Cardinale never ceases to be asked about Sergio Leone, and it was spine-tingling on the first night of the festival, walking down from a mountainside dinner under brilliantly bright stars, to hear the moaning harmonica of “Once Upon a Time in the West” wafting up through the night. As I approached the main street, the music continued to build until I could see that the climactic showdown between Charles Bronson and Henry Fonda was about to take place on the giant outdoor screen set up in Elks Park. Of course I watched the rest of the film, the final scene of which has Cardinale (once again dubbed by another) bid farewell by Robards’ wise old coot and then take water out to the many men toiling outside her place, as the music soars even more.
Ennio Morricone famously wrote his scores to Leone’s films prior to the shooting, and Cardinale said she accompanied the director almost everyday to Morricone’s home to hear the composer play his ideas on the piano until both he and Leone were happy. She then loved it when the music was played on the sets and locations when scenes were about to be shot, the only such instance she’s known in her career. She much admired Robards (later her co-star in Werner Herzog’s “Fitzcarraldo” before the actor left the legendarily traumatic shoot) but said that Bronson “was totally introverted. He was always in a corner, never speaking to me or anyone.” With Fonda, there was little chance for much intimacy: “On the day when we shooting our love scene, his wife was sitting there right by the camera.”

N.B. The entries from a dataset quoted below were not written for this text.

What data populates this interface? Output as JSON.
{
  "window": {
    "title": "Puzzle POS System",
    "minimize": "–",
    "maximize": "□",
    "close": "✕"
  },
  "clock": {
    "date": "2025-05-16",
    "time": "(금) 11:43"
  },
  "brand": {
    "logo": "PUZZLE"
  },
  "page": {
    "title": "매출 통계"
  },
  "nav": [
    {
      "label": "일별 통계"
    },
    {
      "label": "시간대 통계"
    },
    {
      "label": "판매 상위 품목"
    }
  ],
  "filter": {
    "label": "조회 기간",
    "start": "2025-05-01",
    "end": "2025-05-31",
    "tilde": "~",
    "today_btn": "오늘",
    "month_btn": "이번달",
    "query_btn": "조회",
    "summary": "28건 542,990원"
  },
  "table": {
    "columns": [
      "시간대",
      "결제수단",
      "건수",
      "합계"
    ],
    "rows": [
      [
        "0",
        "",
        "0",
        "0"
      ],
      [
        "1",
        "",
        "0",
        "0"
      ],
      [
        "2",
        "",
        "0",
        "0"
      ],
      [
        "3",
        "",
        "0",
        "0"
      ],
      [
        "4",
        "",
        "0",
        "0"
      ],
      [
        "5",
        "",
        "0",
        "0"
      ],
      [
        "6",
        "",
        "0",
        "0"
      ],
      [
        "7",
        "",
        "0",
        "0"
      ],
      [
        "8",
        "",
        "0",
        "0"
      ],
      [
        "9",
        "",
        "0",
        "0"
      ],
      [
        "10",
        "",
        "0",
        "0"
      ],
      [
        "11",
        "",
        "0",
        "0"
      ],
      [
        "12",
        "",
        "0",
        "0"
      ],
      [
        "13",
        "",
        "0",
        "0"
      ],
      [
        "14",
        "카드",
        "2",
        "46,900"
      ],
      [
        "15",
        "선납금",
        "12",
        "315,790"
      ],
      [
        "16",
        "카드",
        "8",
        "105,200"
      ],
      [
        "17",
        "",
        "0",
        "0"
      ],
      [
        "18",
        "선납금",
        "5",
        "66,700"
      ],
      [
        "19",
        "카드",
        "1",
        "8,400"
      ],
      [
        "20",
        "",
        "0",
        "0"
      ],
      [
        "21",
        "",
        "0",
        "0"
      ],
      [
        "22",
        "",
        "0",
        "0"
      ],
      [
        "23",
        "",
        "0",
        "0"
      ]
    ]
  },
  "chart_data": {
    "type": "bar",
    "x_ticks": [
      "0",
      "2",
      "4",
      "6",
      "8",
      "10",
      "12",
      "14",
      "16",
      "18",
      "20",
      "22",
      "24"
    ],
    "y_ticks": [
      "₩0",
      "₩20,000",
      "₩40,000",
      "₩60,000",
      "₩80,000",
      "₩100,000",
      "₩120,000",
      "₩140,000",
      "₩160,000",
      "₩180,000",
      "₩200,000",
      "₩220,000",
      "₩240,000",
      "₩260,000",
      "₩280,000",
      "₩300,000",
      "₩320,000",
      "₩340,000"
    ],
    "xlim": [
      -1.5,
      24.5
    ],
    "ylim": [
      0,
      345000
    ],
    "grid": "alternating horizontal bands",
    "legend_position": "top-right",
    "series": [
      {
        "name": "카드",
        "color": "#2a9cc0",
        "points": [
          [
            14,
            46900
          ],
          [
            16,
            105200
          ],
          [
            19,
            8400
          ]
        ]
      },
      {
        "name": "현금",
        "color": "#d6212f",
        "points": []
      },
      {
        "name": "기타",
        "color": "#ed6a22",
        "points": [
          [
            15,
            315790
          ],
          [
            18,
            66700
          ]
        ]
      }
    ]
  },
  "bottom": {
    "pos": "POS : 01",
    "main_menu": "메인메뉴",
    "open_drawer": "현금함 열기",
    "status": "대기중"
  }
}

Cardinale evidently had no problem with the adversities of “Fitzcarraldo,” saying, “I love crazy people. Normal is boring.” Herzog, who premiered the film in Telluride in 1982, returned the compliment, escorting her arm-in-arm, along with the Cannes Film Festival’s Thierry Fremaux, down the street Saturday evening and into the jewel-box Sheridan Opera House, where the director thanked her for being “such a great comrade on ‘Fitzcarraldo.'”
Back in May in Cannes, I happened to be sitting not far from Cardinale and Alain Delon as a packed house at the Debussy watched the glorious new restoration of “The Leopard.” The ovation at the end was tumultuous and, as the two stars prepared to get up to head to the stage, Cardinale smiled and was composed but Delon was copiously crying; not only that, but the front of the white shirt under his tuxedo was soaking wet. When I had a moment to speak with Cardinale alone this weekend, I recalled this to her and asked what her old friend was feeling as he watched the two of them, at the mutual peaks of their extraordinary beauty, on the screen 47 years later. At the mention of it, she instantly took my hand, squeezed it very tight and said, “This is the way Alain held me all through the screening. All the way through, he was crying and he kept saying, ‘We’re the only ones left, we’re the only ones left.'”